ACTIVITY:
Extract every line of the material that holds the string "Meraktan".

====== DATASET RECORDS

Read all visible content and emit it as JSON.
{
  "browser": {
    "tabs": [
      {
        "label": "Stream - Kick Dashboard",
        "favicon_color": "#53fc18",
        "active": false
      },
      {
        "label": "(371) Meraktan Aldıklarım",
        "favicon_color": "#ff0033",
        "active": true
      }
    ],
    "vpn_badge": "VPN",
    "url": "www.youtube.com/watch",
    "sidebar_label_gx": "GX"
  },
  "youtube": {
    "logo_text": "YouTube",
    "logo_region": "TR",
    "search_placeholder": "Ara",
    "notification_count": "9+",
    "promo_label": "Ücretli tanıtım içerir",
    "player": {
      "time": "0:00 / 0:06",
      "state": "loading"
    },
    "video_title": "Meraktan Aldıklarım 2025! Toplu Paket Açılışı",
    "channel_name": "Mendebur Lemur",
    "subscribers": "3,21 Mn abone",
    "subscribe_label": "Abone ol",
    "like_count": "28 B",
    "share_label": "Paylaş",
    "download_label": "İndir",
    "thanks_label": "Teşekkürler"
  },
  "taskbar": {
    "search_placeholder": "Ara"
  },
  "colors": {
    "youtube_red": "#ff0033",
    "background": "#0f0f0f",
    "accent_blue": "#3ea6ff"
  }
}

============

WRITTEN ANSWER:
        "label": "(371) Meraktan Aldıklarım",
    "video_title": "Meraktan Aldıklarım 2025! Toplu Paket Açılışı",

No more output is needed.